• [WORKING DATA]

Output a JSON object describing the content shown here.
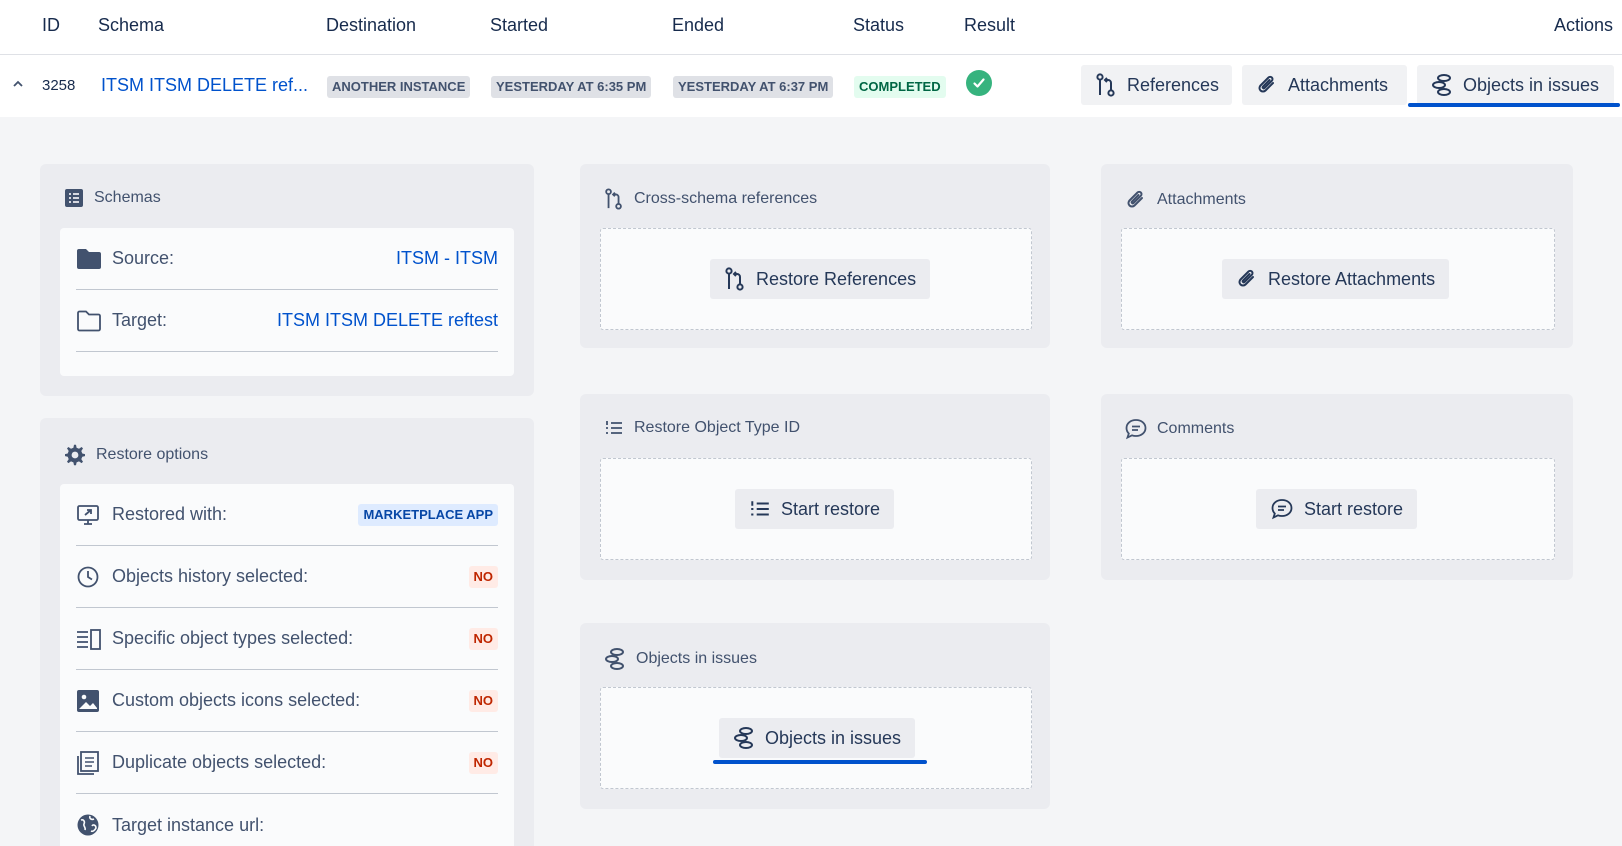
{
  "table": {
    "headers": {
      "id": "ID",
      "schema": "Schema",
      "destination": "Destination",
      "started": "Started",
      "ended": "Ended",
      "status": "Status",
      "result": "Result",
      "actions": "Actions"
    },
    "row": {
      "id": "3258",
      "schema": "ITSM ITSM DELETE ref...",
      "destination": "ANOTHER INSTANCE",
      "started": "YESTERDAY AT 6:35 PM",
      "ended": "YESTERDAY AT 6:37 PM",
      "status": "COMPLETED",
      "result_icon": "check-circle-icon",
      "actions": [
        {
          "label": "References",
          "icon": "git-branch-icon"
        },
        {
          "label": "Attachments",
          "icon": "paperclip-icon"
        },
        {
          "label": "Objects in issues",
          "icon": "object-stack-icon",
          "selected": true
        }
      ]
    }
  },
  "schemas": {
    "title": "Schemas",
    "source_label": "Source:",
    "source_value": "ITSM - ITSM",
    "target_label": "Target:",
    "target_value": "ITSM ITSM DELETE reftest"
  },
  "restore_options": {
    "title": "Restore options",
    "rows": [
      {
        "label": "Restored with:",
        "value": "MARKETPLACE APP"
      },
      {
        "label": "Objects history selected:",
        "value": "NO"
      },
      {
        "label": "Specific object types selected:",
        "value": "NO"
      },
      {
        "label": "Custom objects icons selected:",
        "value": "NO"
      },
      {
        "label": "Duplicate objects selected:",
        "value": "NO"
      },
      {
        "label": "Target instance url:",
        "value": ""
      }
    ]
  },
  "cross_schema": {
    "title": "Cross-schema references",
    "button": "Restore References"
  },
  "attachments": {
    "title": "Attachments",
    "button": "Restore Attachments"
  },
  "object_type_id": {
    "title": "Restore Object Type ID",
    "button": "Start restore"
  },
  "comments": {
    "title": "Comments",
    "button": "Start restore"
  },
  "objects_in_issues": {
    "title": "Objects in issues",
    "button": "Objects in issues"
  },
  "colors": {
    "link": "#0052CC",
    "success": "#36B37E",
    "danger_text": "#BF2600",
    "panel_bg": "#EBECF0"
  }
}
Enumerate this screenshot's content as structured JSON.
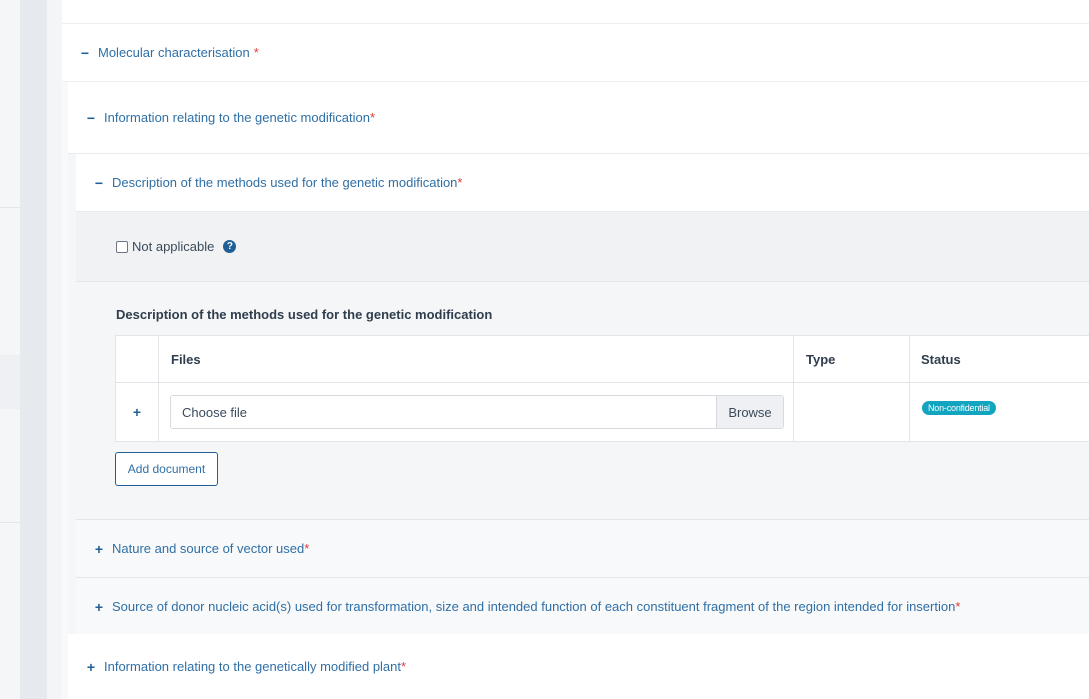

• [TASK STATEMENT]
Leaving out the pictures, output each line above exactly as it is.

• [REPLY]
Output a JSON object describing the content shown here.
{
  "table": {
    "headers": {
      "id": "ID",
      "schema": "Schema",
      "destination": "Destination",
      "started": "Started",
      "ended": "Ended",
      "status": "Status",
      "result": "Result",
      "actions": "Actions"
    },
    "row": {
      "id": "3258",
      "schema": "ITSM ITSM DELETE ref...",
      "destination": "ANOTHER INSTANCE",
      "started": "YESTERDAY AT 6:35 PM",
      "ended": "YESTERDAY AT 6:37 PM",
      "status": "COMPLETED",
      "result_icon": "check-circle-icon",
      "actions": [
        {
          "label": "References",
          "icon": "git-branch-icon"
        },
        {
          "label": "Attachments",
          "icon": "paperclip-icon"
        },
        {
          "label": "Objects in issues",
          "icon": "object-stack-icon",
          "selected": true
        }
      ]
    }
  },
  "schemas": {
    "title": "Schemas",
    "source_label": "Source:",
    "source_value": "ITSM - ITSM",
    "target_label": "Target:",
    "target_value": "ITSM ITSM DELETE reftest"
  },
  "restore_options": {
    "title": "Restore options",
    "rows": [
      {
        "label": "Restored with:",
        "value": "MARKETPLACE APP"
      },
      {
        "label": "Objects history selected:",
        "value": "NO"
      },
      {
        "label": "Specific object types selected:",
        "value": "NO"
      },
      {
        "label": "Custom objects icons selected:",
        "value": "NO"
      },
      {
        "label": "Duplicate objects selected:",
        "value": "NO"
      },
      {
        "label": "Target instance url:",
        "value": ""
      }
    ]
  },
  "cross_schema": {
    "title": "Cross-schema references",
    "button": "Restore References"
  },
  "attachments": {
    "title": "Attachments",
    "button": "Restore Attachments"
  },
  "object_type_id": {
    "title": "Restore Object Type ID",
    "button": "Start restore"
  },
  "comments": {
    "title": "Comments",
    "button": "Start restore"
  },
  "objects_in_issues": {
    "title": "Objects in issues",
    "button": "Objects in issues"
  },
  "colors": {
    "link": "#0052CC",
    "success": "#36B37E",
    "danger_text": "#BF2600",
    "panel_bg": "#EBECF0"
  }
}
Enumerate this screenshot's content as structured JSON.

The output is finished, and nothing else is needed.